A lottery is a process for awarding prizes in which tickets are sold and the winners are determined by chance. People often purchase a ticket in the hope of winning a large sum of money or a prize that can provide them with financial freedom, such as the purchase of a new house or car, or help them pay off debt. In the United States, lotteries are usually regulated by state laws.
The first known lotteries were held in the Low Countries in the 15th century to raise funds for town fortifications and help poor citizens. In the American colonies, lotteries were used to finance a variety of public and private ventures, including roads, canals, colleges, churches, universities, and even weapons for local militias. In the years immediately after World War II, lotteries allowed state governments to expand their array of services without raising taxes on middle-class and working-class families.

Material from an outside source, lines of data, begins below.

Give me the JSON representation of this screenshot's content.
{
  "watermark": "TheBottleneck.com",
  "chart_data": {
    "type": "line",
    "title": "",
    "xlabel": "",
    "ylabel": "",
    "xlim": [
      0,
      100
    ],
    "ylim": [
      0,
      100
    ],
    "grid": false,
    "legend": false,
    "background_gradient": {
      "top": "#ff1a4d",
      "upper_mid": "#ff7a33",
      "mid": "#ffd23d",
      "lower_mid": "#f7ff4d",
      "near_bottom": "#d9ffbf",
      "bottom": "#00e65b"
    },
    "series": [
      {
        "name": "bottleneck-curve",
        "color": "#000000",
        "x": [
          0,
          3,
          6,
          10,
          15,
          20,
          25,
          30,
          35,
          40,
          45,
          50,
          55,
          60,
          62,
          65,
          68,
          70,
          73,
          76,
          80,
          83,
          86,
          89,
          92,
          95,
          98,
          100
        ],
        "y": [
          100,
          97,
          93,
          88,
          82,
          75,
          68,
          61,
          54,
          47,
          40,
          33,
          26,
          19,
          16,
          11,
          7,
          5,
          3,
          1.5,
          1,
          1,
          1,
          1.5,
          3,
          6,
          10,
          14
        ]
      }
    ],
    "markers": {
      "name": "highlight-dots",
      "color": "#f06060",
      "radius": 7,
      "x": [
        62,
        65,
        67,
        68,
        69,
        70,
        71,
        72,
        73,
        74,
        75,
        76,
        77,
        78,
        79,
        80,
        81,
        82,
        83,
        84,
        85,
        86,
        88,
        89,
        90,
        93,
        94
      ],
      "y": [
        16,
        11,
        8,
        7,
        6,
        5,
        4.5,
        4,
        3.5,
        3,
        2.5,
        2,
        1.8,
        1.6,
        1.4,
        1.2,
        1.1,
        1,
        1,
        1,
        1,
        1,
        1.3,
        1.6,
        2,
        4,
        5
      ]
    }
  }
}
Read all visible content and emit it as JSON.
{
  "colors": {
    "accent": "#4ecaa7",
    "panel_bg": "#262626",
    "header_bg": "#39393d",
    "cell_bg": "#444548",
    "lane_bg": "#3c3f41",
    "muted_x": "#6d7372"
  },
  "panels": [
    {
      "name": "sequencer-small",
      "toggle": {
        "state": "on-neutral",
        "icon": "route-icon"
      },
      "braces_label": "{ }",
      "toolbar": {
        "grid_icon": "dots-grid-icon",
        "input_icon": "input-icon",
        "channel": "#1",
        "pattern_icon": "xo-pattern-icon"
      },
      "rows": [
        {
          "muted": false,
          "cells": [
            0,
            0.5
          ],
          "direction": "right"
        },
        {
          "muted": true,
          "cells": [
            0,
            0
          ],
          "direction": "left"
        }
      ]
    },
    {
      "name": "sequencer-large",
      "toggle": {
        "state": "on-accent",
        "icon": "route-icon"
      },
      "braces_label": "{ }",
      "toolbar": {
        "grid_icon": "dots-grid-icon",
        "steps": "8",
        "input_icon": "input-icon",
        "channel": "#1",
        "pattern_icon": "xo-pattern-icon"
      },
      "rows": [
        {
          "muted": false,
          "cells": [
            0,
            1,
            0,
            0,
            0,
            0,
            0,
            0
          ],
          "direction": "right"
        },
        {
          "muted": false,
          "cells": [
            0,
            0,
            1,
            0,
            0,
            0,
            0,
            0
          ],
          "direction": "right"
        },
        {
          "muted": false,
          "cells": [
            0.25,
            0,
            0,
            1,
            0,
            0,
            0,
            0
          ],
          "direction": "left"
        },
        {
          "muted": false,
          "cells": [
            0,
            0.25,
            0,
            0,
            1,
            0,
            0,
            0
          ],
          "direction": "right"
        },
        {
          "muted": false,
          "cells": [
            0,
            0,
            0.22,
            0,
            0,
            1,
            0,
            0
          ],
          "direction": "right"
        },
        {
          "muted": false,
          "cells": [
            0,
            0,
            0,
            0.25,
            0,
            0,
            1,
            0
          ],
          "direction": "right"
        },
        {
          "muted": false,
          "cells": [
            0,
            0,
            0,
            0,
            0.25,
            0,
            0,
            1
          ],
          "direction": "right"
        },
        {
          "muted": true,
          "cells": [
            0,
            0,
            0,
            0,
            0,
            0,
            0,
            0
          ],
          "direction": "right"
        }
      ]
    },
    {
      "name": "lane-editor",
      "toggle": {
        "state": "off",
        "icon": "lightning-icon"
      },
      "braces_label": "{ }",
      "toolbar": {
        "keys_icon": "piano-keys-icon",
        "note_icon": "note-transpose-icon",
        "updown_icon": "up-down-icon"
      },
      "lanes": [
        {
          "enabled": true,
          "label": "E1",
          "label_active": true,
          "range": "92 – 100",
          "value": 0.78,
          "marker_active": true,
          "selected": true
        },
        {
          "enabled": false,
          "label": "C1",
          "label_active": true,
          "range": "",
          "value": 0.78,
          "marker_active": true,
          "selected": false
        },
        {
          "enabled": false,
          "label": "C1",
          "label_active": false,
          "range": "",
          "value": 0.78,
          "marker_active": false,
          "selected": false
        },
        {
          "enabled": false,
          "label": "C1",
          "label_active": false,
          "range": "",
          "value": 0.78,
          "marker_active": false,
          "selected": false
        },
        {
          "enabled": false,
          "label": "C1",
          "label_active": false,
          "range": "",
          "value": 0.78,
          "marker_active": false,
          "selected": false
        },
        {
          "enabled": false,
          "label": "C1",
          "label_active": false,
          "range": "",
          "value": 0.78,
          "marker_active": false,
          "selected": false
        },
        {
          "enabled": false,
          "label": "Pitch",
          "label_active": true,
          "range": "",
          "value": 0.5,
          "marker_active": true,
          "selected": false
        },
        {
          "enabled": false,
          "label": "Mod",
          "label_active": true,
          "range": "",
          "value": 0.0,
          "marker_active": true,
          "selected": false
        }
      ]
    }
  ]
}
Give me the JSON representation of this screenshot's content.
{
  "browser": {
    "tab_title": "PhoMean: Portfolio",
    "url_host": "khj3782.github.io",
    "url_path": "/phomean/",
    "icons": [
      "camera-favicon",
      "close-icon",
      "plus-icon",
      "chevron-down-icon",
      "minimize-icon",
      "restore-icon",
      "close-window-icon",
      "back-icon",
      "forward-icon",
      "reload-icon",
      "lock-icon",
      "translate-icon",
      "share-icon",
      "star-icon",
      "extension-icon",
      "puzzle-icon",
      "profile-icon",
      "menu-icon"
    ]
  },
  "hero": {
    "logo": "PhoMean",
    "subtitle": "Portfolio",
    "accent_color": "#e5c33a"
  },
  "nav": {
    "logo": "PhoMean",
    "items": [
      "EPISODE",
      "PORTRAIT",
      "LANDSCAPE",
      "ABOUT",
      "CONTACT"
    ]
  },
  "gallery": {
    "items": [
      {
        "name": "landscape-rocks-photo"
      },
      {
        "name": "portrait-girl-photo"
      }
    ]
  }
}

But the popularity of lotteries has eroded. In recent years, they have become controversial because of their reliance on chance and their role in the growing number of Americans who are living paycheck to paycheck. In addition, many states are struggling to keep up with soaring health care costs and are considering additional sources of revenue, such as lotteries.
State legislators are promoting lotteries because they believe that the proceeds will allow them to continue to cut income and sales taxes, while maintaining their current programs. During the same time, voters are increasingly demanding that their state governments provide more services and benefits for everyone. This dynamic creates an uneasy alliance between the people and the government, whose officials must decide how to allocate limited resources.
In order to meet their demands, state legislatures are increasing the number and value of lottery prizes. They are also introducing new types of games, and expanding the number of places where tickets can be purchased. Currently, there are over 186,000 retailers selling lottery tickets. These include convenience stores, gas stations, supermarkets, drugstores, bars and restaurants, service clubs and fraternal organizations, newsstands, and bowling alleys.
Although most people know that the odds of winning a lottery are slim to none, they still play it because they believe that they have a chance at a better life. And this sense of desperation is what drives them to buy more tickets, which in turn leads to higher profits for lottery promoters and more tax revenues for the state.
Despite the skepticism of critics, state lotteries have generally followed similar patterns: legislators pass a law establishing a monopoly; establish an independent state agency to run the lottery; begin with a small number of simple games; and, due to constant pressure for increased revenue, gradually increase the size and complexity of the lottery. But this approach is flawed, both economically and morally. It creates an unhealthy alliance between the people and the government, encourages irrational gambling behavior, and works at cross-purposes with the larger public interest. Moreover, it promotes a faulty belief that we are all destined for wealth and success, regardless of the circumstances of our birth.